CONCLUSION: Alright, we’re going to end there for the week. Another king has left the scene, and we’re left with none of the third generation of kings, Clovis’s grandsons, remaining. Honestly, their time as kings was cut short due to Chlothar I’s surprising longevity. But still, as a group they managed to stay on the scene for 25 years – from 567-592 – and their wives, Brunhilda and Fredegunda, are still around to stage manage events. And stage manage they will. Consider, in the year 592 the oldest surviving king is Childebert II at the whopping age of 22. Chlothar II is 8 years old, and Brunhilda’s grandkids are only a few years younger than the Neustrian king.

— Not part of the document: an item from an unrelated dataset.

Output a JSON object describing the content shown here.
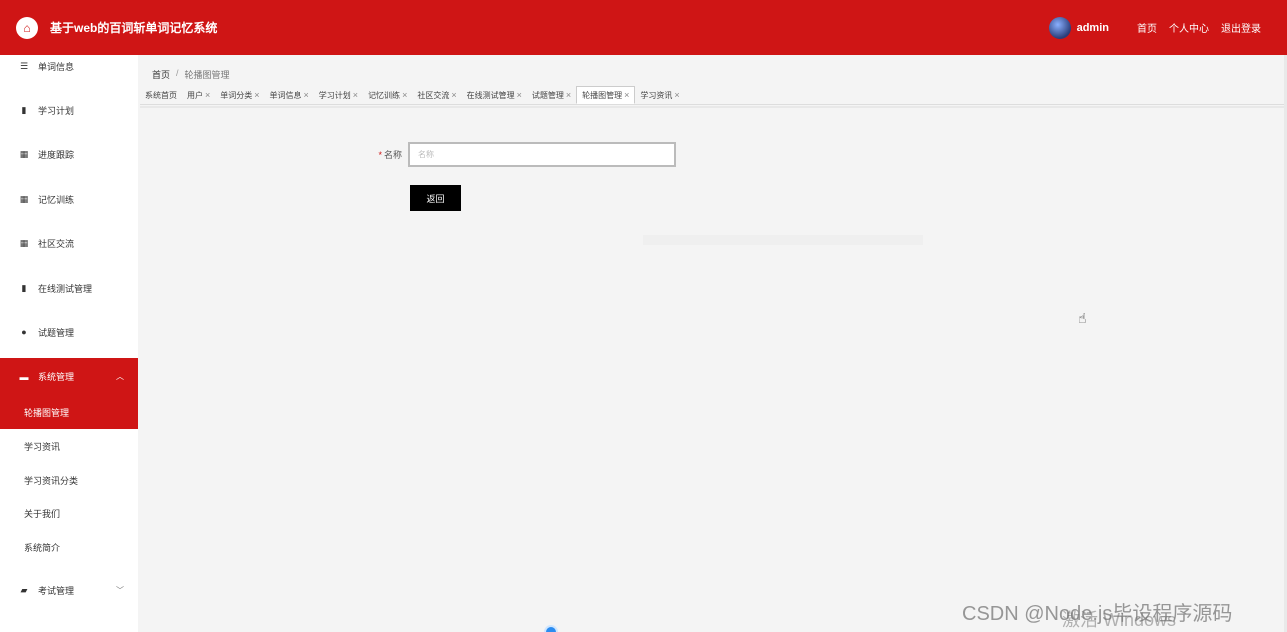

Both sides are openly hostile to one another, and it’s just a matter of time until an event precipitates a call to arms. When we come back in ten days, that event will occur, and there will be blood.
OUTRO: Alright, as always, the music used for the show comes from Josh Woodward and includes his songs “Bully” and “Lafayette.” For a free download of these songs or hundreds of other great tracks, check out his site at joshwoodward.com. Notes on this episode, a list of sources, a monarchy/family tree, and also a list of other great history podcasts are all available online at thugsandmiracles.com; this week, I want to welcome Elizabeth Lunday and The Year That Was back from hiatus. She has an outstanding episode available now wherein she talks about the Chicago Black Sox scandal of 1919. In telling the story, she also manages to recap the story of the Wingfoot Air Express crash, a hydrogen blimp that blew up over the skies of Chicago in the middle of one of the White Sox games. It’s an unreal story. Past gigantic, floating, ticking time-bombs, Elizabeth also brings the history of the game into focus and does an amazing job of providing context to a story that has been mythologized in the past 100 years. If none of that’s enough to get you to tune in, well, listening to Elizabeth – an avowed non-sports person – trying to describe a knuckleball is just good fun. In the next few weeks she’ll be turning her focus to other 1919 topics such as the Spanish Flu – and really, have we heard about that recently?! – and women’s suffrage. I cannot recommend her show enough.
While you’re checking out The Year That Was and my other podcast recommendations, be sure to sign up for the free e-mail list so I can keep you up-to-date with all things T+M and announcements on new shows. Speaking of email, you can write to me at firstname.lastname@example.org, you can hit me on Twitter at @thugsandmiracle (with no “s” on the end), or you can leave a comment on Facebook or Instagram at @ThugsAndMiracles. Finally, as always, we’d love to see reviews. If you have a chance to leave us a written review, that’s great! We can’t wait to read it. But if you only have a chance to leave five stars, well, we’d love to see that too!
Okay, once again, my name is Benjamin Bernier, and I look forward to seeing you in ten days, as we find out just what exactly that precipitating event was that blows everything wide open in the year 596, as we get into our next episode of Thugs and Miracles.